TASK PROMPT
Repeat the records below verbatim, and do not copy their pictures.

*** SUPPLIED MATERIAL ***

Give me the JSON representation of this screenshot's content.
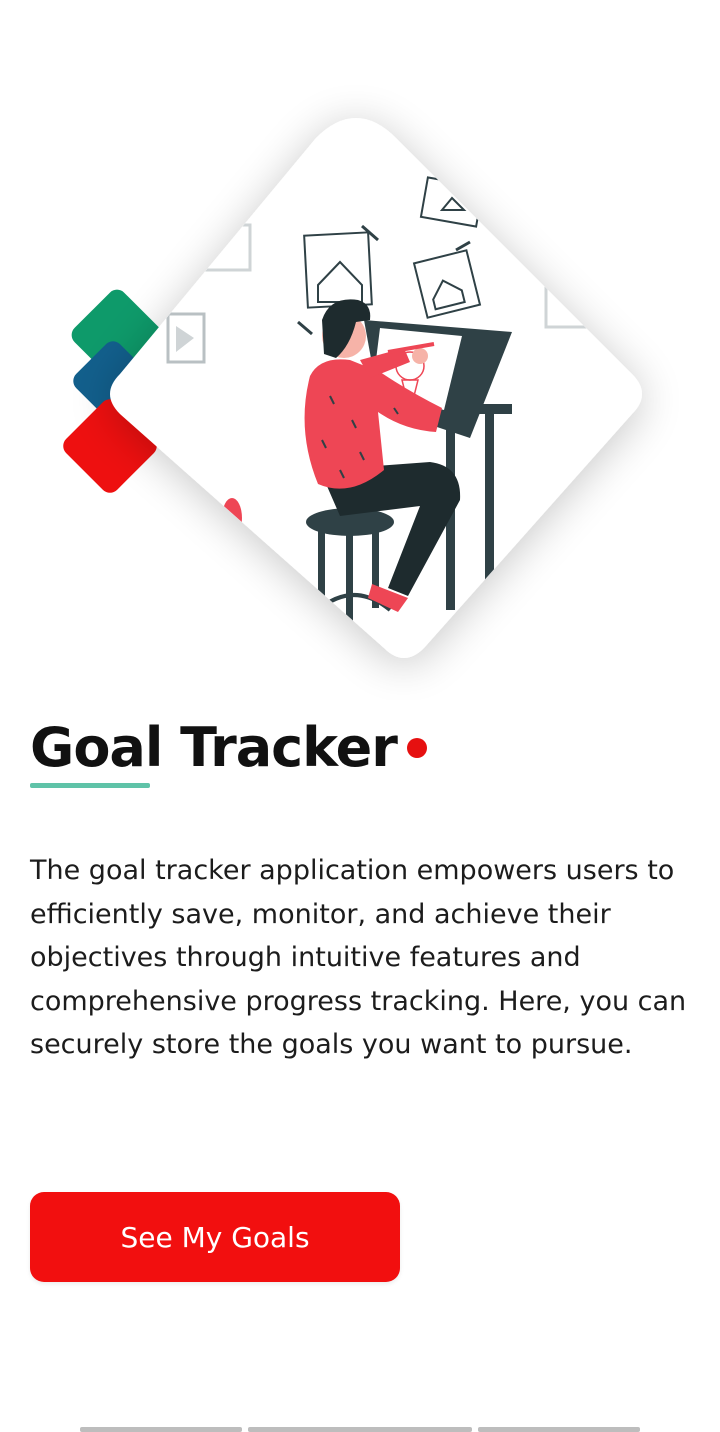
{
  "app": {
    "title": "Goal Tracker",
    "description": "The goal tracker application empowers users to efficiently save, monitor, and achieve their objectives through intuitive features and comprehensive progress tracking. Here, you can securely store the goals you want to pursue.",
    "cta_label": "See My Goals"
  },
  "colors": {
    "accent_red": "#f20f0f",
    "accent_teal": "#5fc3a8",
    "accent_green": "#0e9a6a",
    "accent_blue": "#125f8c",
    "title_text": "#111111",
    "body_text": "#1c1c1c",
    "illustration_dark": "#2f4146",
    "illustration_shirt": "#ee4655"
  },
  "icons": {
    "hero_illustration": "person-drawing-at-desk-illustration",
    "decor_tiles": "stacked-color-tiles-icon",
    "title_dot": "red-dot-icon"
  }
}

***

ANSWER FOR THIS EXERCISE
Give me the JSON representation of this screenshot's content.
{
  "app": {
    "title": "Goal Tracker",
    "description": "The goal tracker application empowers users to efficiently save, monitor, and achieve their objectives through intuitive features and comprehensive progress tracking. Here, you can securely store the goals you want to pursue.",
    "cta_label": "See My Goals"
  },
  "colors": {
    "accent_red": "#f20f0f",
    "accent_teal": "#5fc3a8",
    "accent_green": "#0e9a6a",
    "accent_blue": "#125f8c",
    "title_text": "#111111",
    "body_text": "#1c1c1c",
    "illustration_dark": "#2f4146",
    "illustration_shirt": "#ee4655"
  },
  "icons": {
    "hero_illustration": "person-drawing-at-desk-illustration",
    "decor_tiles": "stacked-color-tiles-icon",
    "title_dot": "red-dot-icon"
  }
}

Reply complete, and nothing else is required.